Records from a collection:
# # # # # # #

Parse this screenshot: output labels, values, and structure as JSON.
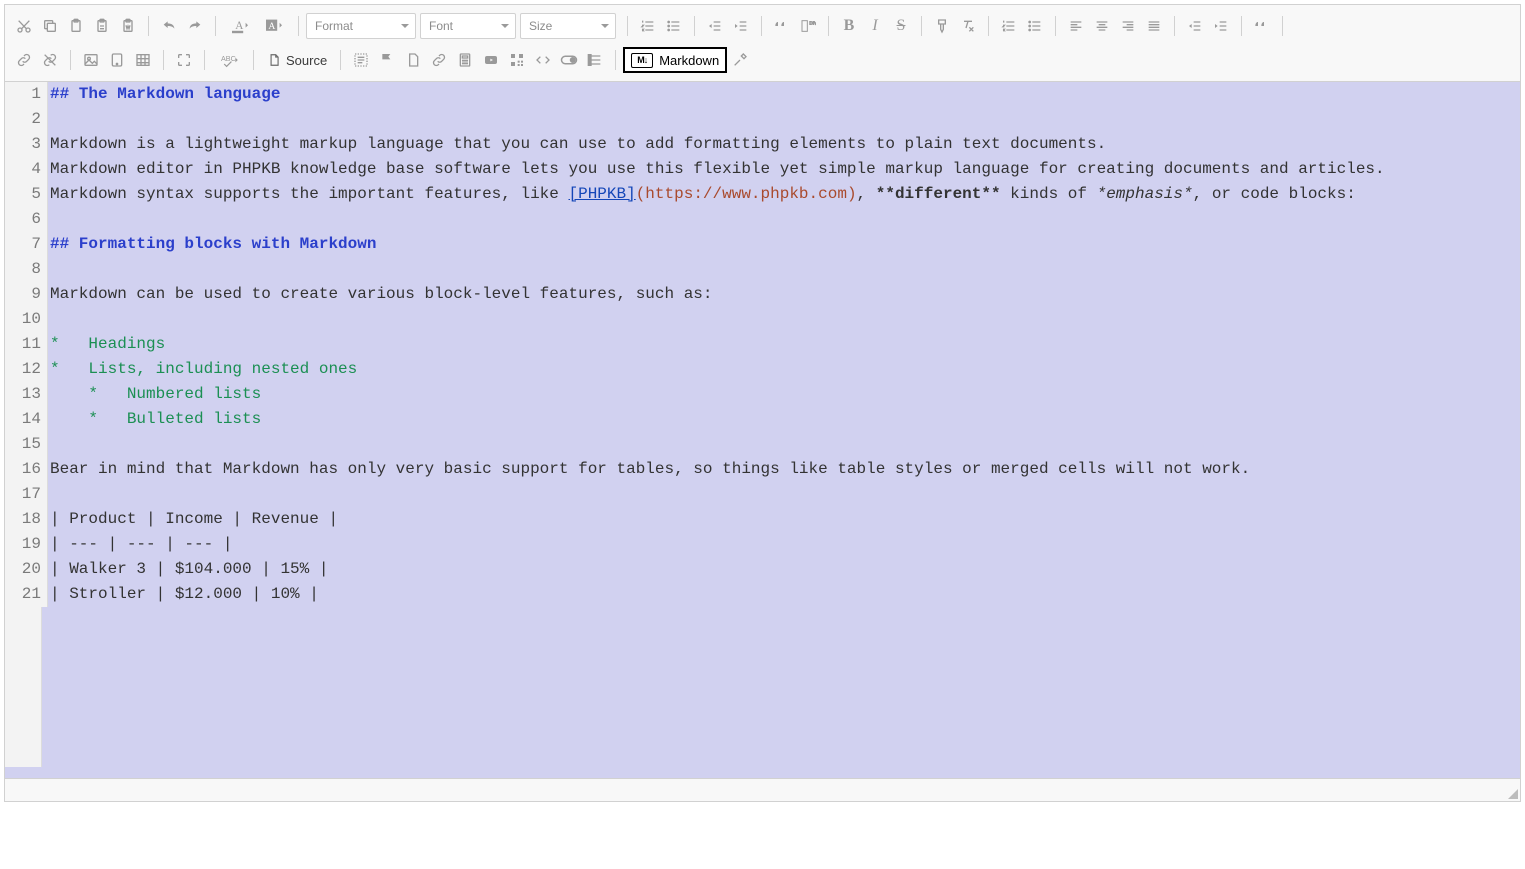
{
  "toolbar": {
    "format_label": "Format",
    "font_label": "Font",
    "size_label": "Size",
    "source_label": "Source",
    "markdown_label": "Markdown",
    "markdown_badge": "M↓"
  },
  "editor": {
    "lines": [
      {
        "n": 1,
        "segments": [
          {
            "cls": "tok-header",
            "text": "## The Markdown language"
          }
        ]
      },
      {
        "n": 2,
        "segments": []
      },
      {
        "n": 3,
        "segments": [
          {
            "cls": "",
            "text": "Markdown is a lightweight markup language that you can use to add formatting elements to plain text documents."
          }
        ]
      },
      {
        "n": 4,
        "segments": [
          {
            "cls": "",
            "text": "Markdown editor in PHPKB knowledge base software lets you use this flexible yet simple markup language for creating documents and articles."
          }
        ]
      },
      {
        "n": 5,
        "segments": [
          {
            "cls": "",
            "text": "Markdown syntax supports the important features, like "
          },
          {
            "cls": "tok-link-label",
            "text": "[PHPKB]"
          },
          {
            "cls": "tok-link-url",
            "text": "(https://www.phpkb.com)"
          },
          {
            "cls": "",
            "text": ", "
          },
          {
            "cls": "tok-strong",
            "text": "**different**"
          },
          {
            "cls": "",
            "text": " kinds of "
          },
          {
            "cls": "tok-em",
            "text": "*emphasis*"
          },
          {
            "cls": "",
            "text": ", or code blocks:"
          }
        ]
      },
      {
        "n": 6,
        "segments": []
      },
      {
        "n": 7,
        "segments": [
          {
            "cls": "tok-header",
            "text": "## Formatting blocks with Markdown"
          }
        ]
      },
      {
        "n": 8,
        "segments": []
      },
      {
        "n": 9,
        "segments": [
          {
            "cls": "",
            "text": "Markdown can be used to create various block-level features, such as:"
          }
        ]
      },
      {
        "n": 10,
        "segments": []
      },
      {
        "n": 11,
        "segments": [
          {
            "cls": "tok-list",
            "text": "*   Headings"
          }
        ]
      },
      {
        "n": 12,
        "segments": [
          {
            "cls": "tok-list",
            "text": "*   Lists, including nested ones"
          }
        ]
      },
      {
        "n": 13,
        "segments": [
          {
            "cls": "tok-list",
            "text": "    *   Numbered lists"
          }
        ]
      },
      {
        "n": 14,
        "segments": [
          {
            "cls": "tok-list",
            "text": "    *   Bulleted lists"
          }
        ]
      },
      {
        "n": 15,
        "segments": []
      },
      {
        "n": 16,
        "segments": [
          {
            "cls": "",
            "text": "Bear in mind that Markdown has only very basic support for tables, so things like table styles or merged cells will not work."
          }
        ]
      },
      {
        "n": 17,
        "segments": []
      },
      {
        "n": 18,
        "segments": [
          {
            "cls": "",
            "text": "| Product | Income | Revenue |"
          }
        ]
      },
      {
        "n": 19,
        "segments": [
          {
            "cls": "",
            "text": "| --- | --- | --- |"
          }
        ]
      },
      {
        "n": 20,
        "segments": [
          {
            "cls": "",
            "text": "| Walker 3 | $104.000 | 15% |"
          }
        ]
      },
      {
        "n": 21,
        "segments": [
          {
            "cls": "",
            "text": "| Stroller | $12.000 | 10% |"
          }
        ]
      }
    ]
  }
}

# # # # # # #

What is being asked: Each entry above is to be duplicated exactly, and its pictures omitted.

Task solution:
Parse this screenshot: output labels, values, and structure as JSON.
{
  "toolbar": {
    "format_label": "Format",
    "font_label": "Font",
    "size_label": "Size",
    "source_label": "Source",
    "markdown_label": "Markdown",
    "markdown_badge": "M↓"
  },
  "editor": {
    "lines": [
      {
        "n": 1,
        "segments": [
          {
            "cls": "tok-header",
            "text": "## The Markdown language"
          }
        ]
      },
      {
        "n": 2,
        "segments": []
      },
      {
        "n": 3,
        "segments": [
          {
            "cls": "",
            "text": "Markdown is a lightweight markup language that you can use to add formatting elements to plain text documents."
          }
        ]
      },
      {
        "n": 4,
        "segments": [
          {
            "cls": "",
            "text": "Markdown editor in PHPKB knowledge base software lets you use this flexible yet simple markup language for creating documents and articles."
          }
        ]
      },
      {
        "n": 5,
        "segments": [
          {
            "cls": "",
            "text": "Markdown syntax supports the important features, like "
          },
          {
            "cls": "tok-link-label",
            "text": "[PHPKB]"
          },
          {
            "cls": "tok-link-url",
            "text": "(https://www.phpkb.com)"
          },
          {
            "cls": "",
            "text": ", "
          },
          {
            "cls": "tok-strong",
            "text": "**different**"
          },
          {
            "cls": "",
            "text": " kinds of "
          },
          {
            "cls": "tok-em",
            "text": "*emphasis*"
          },
          {
            "cls": "",
            "text": ", or code blocks:"
          }
        ]
      },
      {
        "n": 6,
        "segments": []
      },
      {
        "n": 7,
        "segments": [
          {
            "cls": "tok-header",
            "text": "## Formatting blocks with Markdown"
          }
        ]
      },
      {
        "n": 8,
        "segments": []
      },
      {
        "n": 9,
        "segments": [
          {
            "cls": "",
            "text": "Markdown can be used to create various block-level features, such as:"
          }
        ]
      },
      {
        "n": 10,
        "segments": []
      },
      {
        "n": 11,
        "segments": [
          {
            "cls": "tok-list",
            "text": "*   Headings"
          }
        ]
      },
      {
        "n": 12,
        "segments": [
          {
            "cls": "tok-list",
            "text": "*   Lists, including nested ones"
          }
        ]
      },
      {
        "n": 13,
        "segments": [
          {
            "cls": "tok-list",
            "text": "    *   Numbered lists"
          }
        ]
      },
      {
        "n": 14,
        "segments": [
          {
            "cls": "tok-list",
            "text": "    *   Bulleted lists"
          }
        ]
      },
      {
        "n": 15,
        "segments": []
      },
      {
        "n": 16,
        "segments": [
          {
            "cls": "",
            "text": "Bear in mind that Markdown has only very basic support for tables, so things like table styles or merged cells will not work."
          }
        ]
      },
      {
        "n": 17,
        "segments": []
      },
      {
        "n": 18,
        "segments": [
          {
            "cls": "",
            "text": "| Product | Income | Revenue |"
          }
        ]
      },
      {
        "n": 19,
        "segments": [
          {
            "cls": "",
            "text": "| --- | --- | --- |"
          }
        ]
      },
      {
        "n": 20,
        "segments": [
          {
            "cls": "",
            "text": "| Walker 3 | $104.000 | 15% |"
          }
        ]
      },
      {
        "n": 21,
        "segments": [
          {
            "cls": "",
            "text": "| Stroller | $12.000 | 10% |"
          }
        ]
      }
    ]
  }
}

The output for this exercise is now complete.